=== Problem to work on ===
Lines from the entries below that hold "风车Ai翻译" form the answer; copy all of them.

=== Records for this exercise ===
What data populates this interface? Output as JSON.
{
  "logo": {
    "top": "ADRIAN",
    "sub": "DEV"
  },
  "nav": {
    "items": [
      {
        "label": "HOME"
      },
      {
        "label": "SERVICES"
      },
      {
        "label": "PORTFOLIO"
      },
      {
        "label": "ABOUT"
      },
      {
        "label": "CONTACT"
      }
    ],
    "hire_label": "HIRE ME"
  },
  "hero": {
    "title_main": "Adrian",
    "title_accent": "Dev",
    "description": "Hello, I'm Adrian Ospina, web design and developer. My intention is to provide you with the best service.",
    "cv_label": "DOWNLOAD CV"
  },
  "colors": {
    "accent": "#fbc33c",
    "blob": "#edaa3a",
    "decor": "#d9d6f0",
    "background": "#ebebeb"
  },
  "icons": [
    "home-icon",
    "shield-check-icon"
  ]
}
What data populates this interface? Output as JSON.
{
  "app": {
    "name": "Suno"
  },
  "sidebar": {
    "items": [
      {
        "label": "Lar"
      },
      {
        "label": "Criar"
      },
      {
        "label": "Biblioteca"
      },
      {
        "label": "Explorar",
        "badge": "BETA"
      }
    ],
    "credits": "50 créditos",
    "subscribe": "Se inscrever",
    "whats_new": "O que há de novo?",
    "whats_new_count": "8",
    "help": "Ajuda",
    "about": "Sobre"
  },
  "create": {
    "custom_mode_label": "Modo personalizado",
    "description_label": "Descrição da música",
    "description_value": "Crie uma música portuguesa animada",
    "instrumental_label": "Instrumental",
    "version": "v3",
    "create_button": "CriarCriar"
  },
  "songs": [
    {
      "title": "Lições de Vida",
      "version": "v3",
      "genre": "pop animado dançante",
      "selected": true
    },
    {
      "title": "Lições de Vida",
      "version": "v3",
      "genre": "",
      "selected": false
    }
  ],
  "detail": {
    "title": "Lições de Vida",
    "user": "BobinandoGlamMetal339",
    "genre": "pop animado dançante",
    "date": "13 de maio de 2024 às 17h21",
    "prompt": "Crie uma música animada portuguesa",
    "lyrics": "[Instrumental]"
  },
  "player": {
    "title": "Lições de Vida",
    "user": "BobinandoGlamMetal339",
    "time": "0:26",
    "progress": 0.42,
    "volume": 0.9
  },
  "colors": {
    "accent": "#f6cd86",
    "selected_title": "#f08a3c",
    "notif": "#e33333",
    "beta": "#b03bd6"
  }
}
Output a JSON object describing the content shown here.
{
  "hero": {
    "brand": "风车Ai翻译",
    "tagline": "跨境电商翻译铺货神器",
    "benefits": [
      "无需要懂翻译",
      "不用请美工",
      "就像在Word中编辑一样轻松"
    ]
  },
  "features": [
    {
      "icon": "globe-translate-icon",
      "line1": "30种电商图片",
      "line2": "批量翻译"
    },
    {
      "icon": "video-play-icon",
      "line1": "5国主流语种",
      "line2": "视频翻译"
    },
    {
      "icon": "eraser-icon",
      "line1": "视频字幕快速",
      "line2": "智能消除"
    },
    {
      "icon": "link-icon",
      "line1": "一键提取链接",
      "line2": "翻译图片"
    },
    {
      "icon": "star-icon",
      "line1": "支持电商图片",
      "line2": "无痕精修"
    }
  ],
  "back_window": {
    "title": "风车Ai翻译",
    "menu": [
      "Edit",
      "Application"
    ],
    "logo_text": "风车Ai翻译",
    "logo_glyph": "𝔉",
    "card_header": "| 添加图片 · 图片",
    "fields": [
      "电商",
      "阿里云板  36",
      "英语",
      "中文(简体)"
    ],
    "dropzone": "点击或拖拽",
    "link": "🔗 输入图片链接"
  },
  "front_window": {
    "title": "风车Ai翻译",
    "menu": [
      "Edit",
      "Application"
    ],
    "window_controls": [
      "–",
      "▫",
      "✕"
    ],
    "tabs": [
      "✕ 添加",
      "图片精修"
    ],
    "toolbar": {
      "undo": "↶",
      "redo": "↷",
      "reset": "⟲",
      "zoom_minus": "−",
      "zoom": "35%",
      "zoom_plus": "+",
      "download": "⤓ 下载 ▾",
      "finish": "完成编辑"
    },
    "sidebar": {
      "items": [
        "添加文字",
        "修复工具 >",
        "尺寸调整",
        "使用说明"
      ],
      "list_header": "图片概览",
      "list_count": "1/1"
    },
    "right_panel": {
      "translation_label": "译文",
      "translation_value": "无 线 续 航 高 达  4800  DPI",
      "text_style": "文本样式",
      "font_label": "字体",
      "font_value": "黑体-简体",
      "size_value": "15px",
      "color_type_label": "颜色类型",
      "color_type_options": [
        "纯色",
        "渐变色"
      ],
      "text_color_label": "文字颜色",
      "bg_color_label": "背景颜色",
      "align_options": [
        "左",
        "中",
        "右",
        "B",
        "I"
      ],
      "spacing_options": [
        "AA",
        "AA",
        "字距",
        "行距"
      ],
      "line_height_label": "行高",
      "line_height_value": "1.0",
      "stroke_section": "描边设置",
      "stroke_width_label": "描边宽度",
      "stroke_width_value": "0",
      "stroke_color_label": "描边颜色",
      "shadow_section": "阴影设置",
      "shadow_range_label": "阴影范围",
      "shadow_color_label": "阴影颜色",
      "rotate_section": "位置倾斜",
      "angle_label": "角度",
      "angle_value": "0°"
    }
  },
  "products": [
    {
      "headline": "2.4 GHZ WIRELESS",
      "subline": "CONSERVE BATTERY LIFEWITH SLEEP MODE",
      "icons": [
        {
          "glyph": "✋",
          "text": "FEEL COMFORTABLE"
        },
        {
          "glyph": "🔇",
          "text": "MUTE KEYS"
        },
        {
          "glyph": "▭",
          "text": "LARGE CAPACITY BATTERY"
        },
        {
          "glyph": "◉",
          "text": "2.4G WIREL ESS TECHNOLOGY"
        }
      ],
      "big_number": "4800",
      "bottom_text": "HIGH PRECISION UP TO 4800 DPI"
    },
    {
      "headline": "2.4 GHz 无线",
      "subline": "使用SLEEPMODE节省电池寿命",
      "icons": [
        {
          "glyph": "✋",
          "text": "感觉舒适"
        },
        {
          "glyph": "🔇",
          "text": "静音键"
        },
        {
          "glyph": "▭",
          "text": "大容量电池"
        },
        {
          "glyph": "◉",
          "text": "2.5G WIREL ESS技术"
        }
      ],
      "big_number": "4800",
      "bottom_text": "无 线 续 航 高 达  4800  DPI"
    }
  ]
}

=== Answer space ===
    "brand": "风车Ai翻译",
    "title": "风车Ai翻译",
    "logo_text": "风车Ai翻译",
    "title": "风车Ai翻译",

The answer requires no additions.